*WHAT TO WORK ON:* Count every line that includes the string "icon" in the entries that follow. Nothing besides the number is needed.

··········

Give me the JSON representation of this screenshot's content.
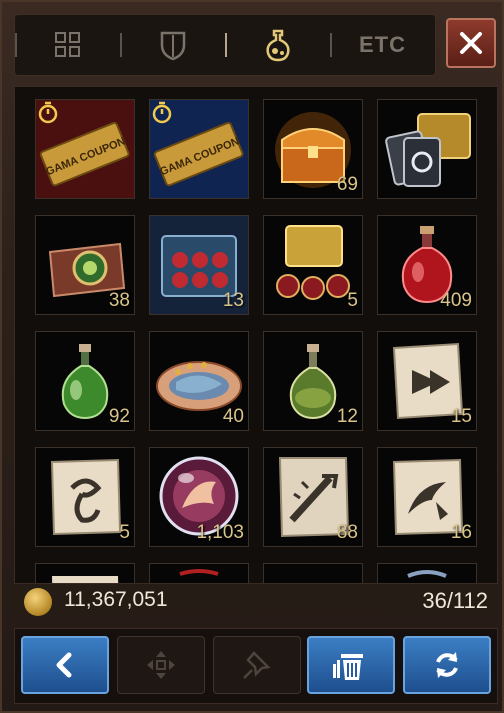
{
  "tabs": [
    {
      "name": "grid-icon",
      "label": ""
    },
    {
      "name": "shield-icon",
      "label": ""
    },
    {
      "name": "potion-icon",
      "label": ""
    },
    {
      "name": "etc",
      "label": "ETC"
    }
  ],
  "active_tab": 2,
  "items": [
    {
      "name": "gama-coupon-red",
      "qty": "",
      "coupon": "GAMA COUPON"
    },
    {
      "name": "gama-coupon-blue",
      "qty": "",
      "coupon": "GAMA COUPON"
    },
    {
      "name": "orange-treasure-chest",
      "qty": "69"
    },
    {
      "name": "chest-with-cards",
      "qty": ""
    },
    {
      "name": "emerald-emblem-chest",
      "qty": "38"
    },
    {
      "name": "potion-crate",
      "qty": "13"
    },
    {
      "name": "gold-chest-with-orbs",
      "qty": "5"
    },
    {
      "name": "red-potion",
      "qty": "409"
    },
    {
      "name": "green-potion",
      "qty": "92"
    },
    {
      "name": "fish-dish",
      "qty": "40"
    },
    {
      "name": "elixir-bottle",
      "qty": "12"
    },
    {
      "name": "scroll-arrow",
      "qty": "15"
    },
    {
      "name": "scroll-rune",
      "qty": "5"
    },
    {
      "name": "dragon-orb",
      "qty": "1,103"
    },
    {
      "name": "scroll-sword",
      "qty": "88"
    },
    {
      "name": "scroll-scythe",
      "qty": "16"
    }
  ],
  "footer": {
    "gold": "11,367,051",
    "capacity": "36/112"
  },
  "buttons": [
    {
      "name": "back-button",
      "icon": "chevron-left-icon",
      "style": "blue"
    },
    {
      "name": "move-button",
      "icon": "move-icon",
      "style": "dim"
    },
    {
      "name": "pin-button",
      "icon": "pin-icon",
      "style": "dim"
    },
    {
      "name": "discard-button",
      "icon": "trash-icon",
      "style": "blue"
    },
    {
      "name": "refresh-button",
      "icon": "refresh-icon",
      "style": "blue"
    }
  ]
}
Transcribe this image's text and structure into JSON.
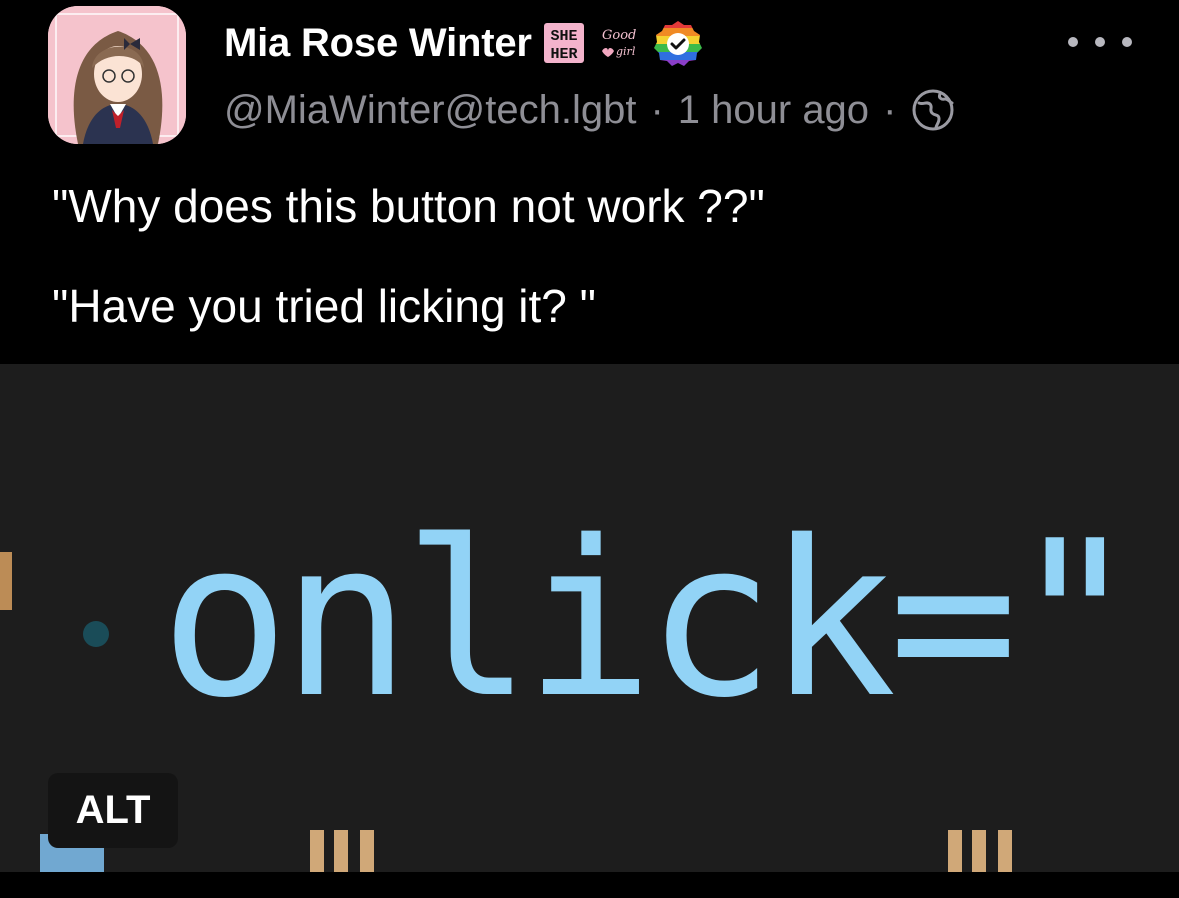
{
  "post": {
    "author": {
      "display_name": "Mia Rose Winter",
      "handle": "@MiaWinter@tech.lgbt",
      "emojis": [
        "she-her-badge",
        "good-girl-badge",
        "rainbow-verified-badge"
      ]
    },
    "timestamp": "1 hour ago",
    "separator": "·",
    "visibility_icon": "globe-icon",
    "more_icon": "ellipsis-icon",
    "paragraphs": [
      "\"Why does this button not work ??\"",
      "\"Have you tried licking it? \""
    ],
    "media": {
      "code_text": "onlick=\"",
      "alt_label": "ALT"
    }
  }
}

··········

*REPLY:* 10